* To do: Read through the entries below and return each line with the word "Tokens".

** Opening Source material block **

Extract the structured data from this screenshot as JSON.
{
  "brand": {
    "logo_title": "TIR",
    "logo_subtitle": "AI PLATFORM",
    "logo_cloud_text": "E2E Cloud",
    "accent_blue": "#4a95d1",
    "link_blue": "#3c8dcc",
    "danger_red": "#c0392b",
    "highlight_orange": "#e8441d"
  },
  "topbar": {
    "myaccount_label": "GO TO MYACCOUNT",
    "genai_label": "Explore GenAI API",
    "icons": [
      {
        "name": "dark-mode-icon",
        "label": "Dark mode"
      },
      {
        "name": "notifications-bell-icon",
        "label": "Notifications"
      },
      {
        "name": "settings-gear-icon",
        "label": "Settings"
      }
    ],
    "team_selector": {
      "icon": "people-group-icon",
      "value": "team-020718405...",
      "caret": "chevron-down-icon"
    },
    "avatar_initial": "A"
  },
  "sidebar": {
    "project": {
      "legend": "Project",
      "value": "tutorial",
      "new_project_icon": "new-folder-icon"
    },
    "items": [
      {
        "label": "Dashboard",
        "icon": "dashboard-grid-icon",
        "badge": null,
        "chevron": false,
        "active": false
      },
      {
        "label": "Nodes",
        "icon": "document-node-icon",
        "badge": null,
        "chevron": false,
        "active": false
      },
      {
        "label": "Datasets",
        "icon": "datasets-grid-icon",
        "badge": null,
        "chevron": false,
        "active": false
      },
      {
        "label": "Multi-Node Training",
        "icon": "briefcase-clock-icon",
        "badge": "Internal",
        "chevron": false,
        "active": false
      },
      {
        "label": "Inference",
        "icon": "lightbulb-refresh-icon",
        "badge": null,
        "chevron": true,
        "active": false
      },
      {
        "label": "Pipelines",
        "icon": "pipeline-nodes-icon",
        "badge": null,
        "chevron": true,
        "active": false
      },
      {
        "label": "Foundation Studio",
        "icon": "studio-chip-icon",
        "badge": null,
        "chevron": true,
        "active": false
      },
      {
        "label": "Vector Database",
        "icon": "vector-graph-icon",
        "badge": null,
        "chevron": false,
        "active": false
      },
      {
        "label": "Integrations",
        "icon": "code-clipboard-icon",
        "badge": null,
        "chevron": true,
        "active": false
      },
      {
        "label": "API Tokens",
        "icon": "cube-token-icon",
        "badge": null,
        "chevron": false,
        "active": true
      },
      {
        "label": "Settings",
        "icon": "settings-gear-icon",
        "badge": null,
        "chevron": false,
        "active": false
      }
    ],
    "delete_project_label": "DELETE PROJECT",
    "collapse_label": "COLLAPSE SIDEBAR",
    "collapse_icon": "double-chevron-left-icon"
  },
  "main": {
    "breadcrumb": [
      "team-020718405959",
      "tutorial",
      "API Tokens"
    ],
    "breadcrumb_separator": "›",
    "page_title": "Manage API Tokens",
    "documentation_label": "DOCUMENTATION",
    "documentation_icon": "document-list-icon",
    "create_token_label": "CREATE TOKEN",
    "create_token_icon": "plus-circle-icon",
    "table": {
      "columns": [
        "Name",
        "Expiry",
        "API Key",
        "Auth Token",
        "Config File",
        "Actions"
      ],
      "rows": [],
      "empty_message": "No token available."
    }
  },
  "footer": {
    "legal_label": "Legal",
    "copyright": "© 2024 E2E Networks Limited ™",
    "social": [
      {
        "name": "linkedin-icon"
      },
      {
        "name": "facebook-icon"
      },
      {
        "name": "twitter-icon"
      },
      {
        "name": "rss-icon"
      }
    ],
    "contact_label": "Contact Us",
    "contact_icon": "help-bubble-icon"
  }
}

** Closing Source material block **

* Output:
        "label": "API Tokens",
      "API Tokens"
    "page_title": "Manage API Tokens",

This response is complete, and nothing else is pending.